While not the sales success of “Faith”, George Micheal’s follow-up, was a mature record, with only the great dance tune “Freedom 90” (one of the best video’s of all-time), being Faith-like in style. Unfortunately, this was Micheal’s last good release.
Despite being classified as rappers, PM Dawn was too musical to fit that narrow of a classification. The Cordes Brothers biggest influences seemed to be Prince, The Beatles, and The Beach Boys. “Set Adrift on Memory Bliss”, with its Spandau Ballet’s samples still sounds fresh. Later PM Dawn release, “Jesus Wept” is also worth checking out.
Unlike PM Dawn, De La Soul’s music has not held up as well. When “Three Feet High and Rising” came out, it was the freshest rap album I had ever heard, with a blend of stoner-like raps, with Steely Dan and Hall and Oates samples.
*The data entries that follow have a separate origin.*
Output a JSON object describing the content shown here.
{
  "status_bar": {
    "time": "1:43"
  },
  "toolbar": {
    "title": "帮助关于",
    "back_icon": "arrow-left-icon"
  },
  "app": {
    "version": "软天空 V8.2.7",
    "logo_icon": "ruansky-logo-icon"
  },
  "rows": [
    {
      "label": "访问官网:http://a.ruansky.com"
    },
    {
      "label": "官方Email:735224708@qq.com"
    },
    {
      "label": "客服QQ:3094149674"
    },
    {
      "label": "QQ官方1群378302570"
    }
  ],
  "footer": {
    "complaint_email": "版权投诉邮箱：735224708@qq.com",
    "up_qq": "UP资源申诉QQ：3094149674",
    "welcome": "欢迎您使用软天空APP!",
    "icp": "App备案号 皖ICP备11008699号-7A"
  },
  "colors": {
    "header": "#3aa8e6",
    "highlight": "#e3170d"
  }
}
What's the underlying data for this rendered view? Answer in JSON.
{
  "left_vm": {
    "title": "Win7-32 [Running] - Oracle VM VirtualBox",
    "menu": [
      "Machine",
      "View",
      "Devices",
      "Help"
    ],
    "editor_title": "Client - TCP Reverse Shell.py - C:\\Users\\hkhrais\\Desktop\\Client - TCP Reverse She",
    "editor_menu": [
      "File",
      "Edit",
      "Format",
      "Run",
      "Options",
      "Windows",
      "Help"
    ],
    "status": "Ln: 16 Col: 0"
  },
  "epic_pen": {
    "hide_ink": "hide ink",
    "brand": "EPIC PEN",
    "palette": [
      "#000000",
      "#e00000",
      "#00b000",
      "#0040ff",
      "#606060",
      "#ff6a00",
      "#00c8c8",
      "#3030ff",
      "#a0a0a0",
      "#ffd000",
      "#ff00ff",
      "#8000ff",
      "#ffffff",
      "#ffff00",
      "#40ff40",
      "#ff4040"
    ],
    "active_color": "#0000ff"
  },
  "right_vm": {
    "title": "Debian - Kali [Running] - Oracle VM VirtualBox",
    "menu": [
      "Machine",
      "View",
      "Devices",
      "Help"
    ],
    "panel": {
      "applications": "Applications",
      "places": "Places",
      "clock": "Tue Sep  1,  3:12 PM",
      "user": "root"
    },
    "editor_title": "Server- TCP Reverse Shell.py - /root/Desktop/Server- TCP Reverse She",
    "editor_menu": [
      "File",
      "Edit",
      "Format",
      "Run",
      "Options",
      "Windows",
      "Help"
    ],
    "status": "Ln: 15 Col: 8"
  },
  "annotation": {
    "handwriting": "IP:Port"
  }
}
I still think the album is good and I appreciate its influence, so it just makes my Top 100.
Remember when Techno was going to take over the world? So how is that 2 guys from France (Daft Punk) would make my list? I answer it’s the hook heavy sounds, which make them sound like a modern day ELO, with disco flourishes. 70’s K-tel meets techno.
100. Liz Phair- Exile in Guyville (1993)/ Liz Phair (2003)
Another record that hasn’t held up as well is Liz Phair’s “Exile in Guyville.” I still love the attitude and the lyrics, but the lo-fi recording is not aging as well. If I were to be honest, I would admit that 9 out of 10 times, I would reach for Phair’s self-titled latest, over her debut. If you didn’t look at a lyric sheet, you would wonder if it’s the same person, as her 2003 release has a pop sheen, which is quite overwhelming. On repeated listens, it hypnotically makes you either love or hate it. Put me in the former category. “Little Digger” is a beautiful song, with a great story of what it’s like for a young child to deal with divorced parents’ dating life. Considering that 10 years ago, “Exile in Guyville would have been in my Top 20, I’m going to put 2 Phair recordings tied for 100.
NOTE: If you’ve made it this far, thanks for indulging me. Please feel free to put your lists in the comment section and begin to slam me or pat me on the back now.